▶ [Exercise instructions]
All of the data that follows needs to be printed again, exactly as it reads.

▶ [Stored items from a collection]
__________________________________________________
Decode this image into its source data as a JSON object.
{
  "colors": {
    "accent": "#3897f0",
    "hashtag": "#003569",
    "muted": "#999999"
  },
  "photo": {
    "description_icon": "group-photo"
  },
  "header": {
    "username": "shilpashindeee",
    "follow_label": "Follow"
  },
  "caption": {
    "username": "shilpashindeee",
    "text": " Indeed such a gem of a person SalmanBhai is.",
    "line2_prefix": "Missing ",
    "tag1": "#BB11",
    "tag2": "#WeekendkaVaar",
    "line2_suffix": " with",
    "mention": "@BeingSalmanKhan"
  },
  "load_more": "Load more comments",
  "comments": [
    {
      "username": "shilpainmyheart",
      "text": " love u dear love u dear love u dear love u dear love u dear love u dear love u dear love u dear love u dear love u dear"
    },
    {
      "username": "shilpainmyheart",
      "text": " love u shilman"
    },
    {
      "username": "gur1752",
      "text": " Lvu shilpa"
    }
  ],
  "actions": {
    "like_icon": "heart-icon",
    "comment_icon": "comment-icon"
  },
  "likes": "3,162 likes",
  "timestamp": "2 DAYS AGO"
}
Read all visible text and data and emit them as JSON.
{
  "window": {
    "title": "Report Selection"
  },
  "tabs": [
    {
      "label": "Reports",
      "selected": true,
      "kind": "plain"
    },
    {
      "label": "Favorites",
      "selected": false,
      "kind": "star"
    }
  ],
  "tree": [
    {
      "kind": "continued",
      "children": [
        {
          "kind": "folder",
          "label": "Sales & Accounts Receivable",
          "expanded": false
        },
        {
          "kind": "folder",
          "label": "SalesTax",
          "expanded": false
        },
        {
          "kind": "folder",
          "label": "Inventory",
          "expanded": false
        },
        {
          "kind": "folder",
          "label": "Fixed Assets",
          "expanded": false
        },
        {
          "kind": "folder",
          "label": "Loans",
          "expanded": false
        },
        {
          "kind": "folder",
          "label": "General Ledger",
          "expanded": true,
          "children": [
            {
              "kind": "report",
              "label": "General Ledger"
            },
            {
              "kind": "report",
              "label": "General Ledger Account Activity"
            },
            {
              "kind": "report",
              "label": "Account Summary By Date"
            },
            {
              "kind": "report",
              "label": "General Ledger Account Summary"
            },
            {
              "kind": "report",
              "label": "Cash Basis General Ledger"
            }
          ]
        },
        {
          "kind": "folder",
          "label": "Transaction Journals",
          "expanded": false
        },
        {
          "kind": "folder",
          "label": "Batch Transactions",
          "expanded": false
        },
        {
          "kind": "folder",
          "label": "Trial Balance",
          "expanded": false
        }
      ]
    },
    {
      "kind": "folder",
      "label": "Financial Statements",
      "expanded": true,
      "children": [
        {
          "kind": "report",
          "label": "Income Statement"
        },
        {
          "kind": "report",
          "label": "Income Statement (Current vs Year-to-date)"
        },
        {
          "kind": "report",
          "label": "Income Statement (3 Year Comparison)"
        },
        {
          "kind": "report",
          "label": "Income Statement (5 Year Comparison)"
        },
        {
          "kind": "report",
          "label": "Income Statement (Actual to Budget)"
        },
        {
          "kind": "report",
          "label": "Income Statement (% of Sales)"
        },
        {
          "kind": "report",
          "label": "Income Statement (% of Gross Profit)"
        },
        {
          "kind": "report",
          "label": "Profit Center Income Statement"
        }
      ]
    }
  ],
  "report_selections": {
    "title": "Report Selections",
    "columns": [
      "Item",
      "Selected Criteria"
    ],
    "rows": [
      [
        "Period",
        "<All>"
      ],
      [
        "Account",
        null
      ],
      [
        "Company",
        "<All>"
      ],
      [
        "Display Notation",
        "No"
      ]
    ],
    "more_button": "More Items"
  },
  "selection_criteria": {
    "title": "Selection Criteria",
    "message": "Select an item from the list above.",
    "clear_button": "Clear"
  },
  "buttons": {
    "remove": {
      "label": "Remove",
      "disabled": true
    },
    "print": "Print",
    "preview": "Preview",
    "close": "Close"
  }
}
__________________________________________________
▶ [Problem solution]
Decode this image into its source data as a JSON object.
{
  "colors": {
    "accent": "#3897f0",
    "hashtag": "#003569",
    "muted": "#999999"
  },
  "photo": {
    "description_icon": "group-photo"
  },
  "header": {
    "username": "shilpashindeee",
    "follow_label": "Follow"
  },
  "caption": {
    "username": "shilpashindeee",
    "text": " Indeed such a gem of a person SalmanBhai is.",
    "line2_prefix": "Missing ",
    "tag1": "#BB11",
    "tag2": "#WeekendkaVaar",
    "line2_suffix": " with",
    "mention": "@BeingSalmanKhan"
  },
  "load_more": "Load more comments",
  "comments": [
    {
      "username": "shilpainmyheart",
      "text": " love u dear love u dear love u dear love u dear love u dear love u dear love u dear love u dear love u dear love u dear"
    },
    {
      "username": "shilpainmyheart",
      "text": " love u shilman"
    },
    {
      "username": "gur1752",
      "text": " Lvu shilpa"
    }
  ],
  "actions": {
    "like_icon": "heart-icon",
    "comment_icon": "comment-icon"
  },
  "likes": "3,162 likes",
  "timestamp": "2 DAYS AGO"
}
Read all visible text and data and emit them as JSON.
{
  "window": {
    "title": "Report Selection"
  },
  "tabs": [
    {
      "label": "Reports",
      "selected": true,
      "kind": "plain"
    },
    {
      "label": "Favorites",
      "selected": false,
      "kind": "star"
    }
  ],
  "tree": [
    {
      "kind": "continued",
      "children": [
        {
          "kind": "folder",
          "label": "Sales & Accounts Receivable",
          "expanded": false
        },
        {
          "kind": "folder",
          "label": "SalesTax",
          "expanded": false
        },
        {
          "kind": "folder",
          "label": "Inventory",
          "expanded": false
        },
        {
          "kind": "folder",
          "label": "Fixed Assets",
          "expanded": false
        },
        {
          "kind": "folder",
          "label": "Loans",
          "expanded": false
        },
        {
          "kind": "folder",
          "label": "General Ledger",
          "expanded": true,
          "children": [
            {
              "kind": "report",
              "label": "General Ledger"
            },
            {
              "kind": "report",
              "label": "General Ledger Account Activity"
            },
            {
              "kind": "report",
              "label": "Account Summary By Date"
            },
            {
              "kind": "report",
              "label": "General Ledger Account Summary"
            },
            {
              "kind": "report",
              "label": "Cash Basis General Ledger"
            }
          ]
        },
        {
          "kind": "folder",
          "label": "Transaction Journals",
          "expanded": false
        },
        {
          "kind": "folder",
          "label": "Batch Transactions",
          "expanded": false
        },
        {
          "kind": "folder",
          "label": "Trial Balance",
          "expanded": false
        }
      ]
    },
    {
      "kind": "folder",
      "label": "Financial Statements",
      "expanded": true,
      "children": [
        {
          "kind": "report",
          "label": "Income Statement"
        },
        {
          "kind": "report",
          "label": "Income Statement (Current vs Year-to-date)"
        },
        {
          "kind": "report",
          "label": "Income Statement (3 Year Comparison)"
        },
        {
          "kind": "report",
          "label": "Income Statement (5 Year Comparison)"
        },
        {
          "kind": "report",
          "label": "Income Statement (Actual to Budget)"
        },
        {
          "kind": "report",
          "label": "Income Statement (% of Sales)"
        },
        {
          "kind": "report",
          "label": "Income Statement (% of Gross Profit)"
        },
        {
          "kind": "report",
          "label": "Profit Center Income Statement"
        }
      ]
    }
  ],
  "report_selections": {
    "title": "Report Selections",
    "columns": [
      "Item",
      "Selected Criteria"
    ],
    "rows": [
      [
        "Period",
        "<All>"
      ],
      [
        "Account",
        null
      ],
      [
        "Company",
        "<All>"
      ],
      [
        "Display Notation",
        "No"
      ]
    ],
    "more_button": "More Items"
  },
  "selection_criteria": {
    "title": "Selection Criteria",
    "message": "Select an item from the list above.",
    "clear_button": "Clear"
  },
  "buttons": {
    "remove": {
      "label": "Remove",
      "disabled": true
    },
    "print": "Print",
    "preview": "Preview",
    "close": "Close"
  }
}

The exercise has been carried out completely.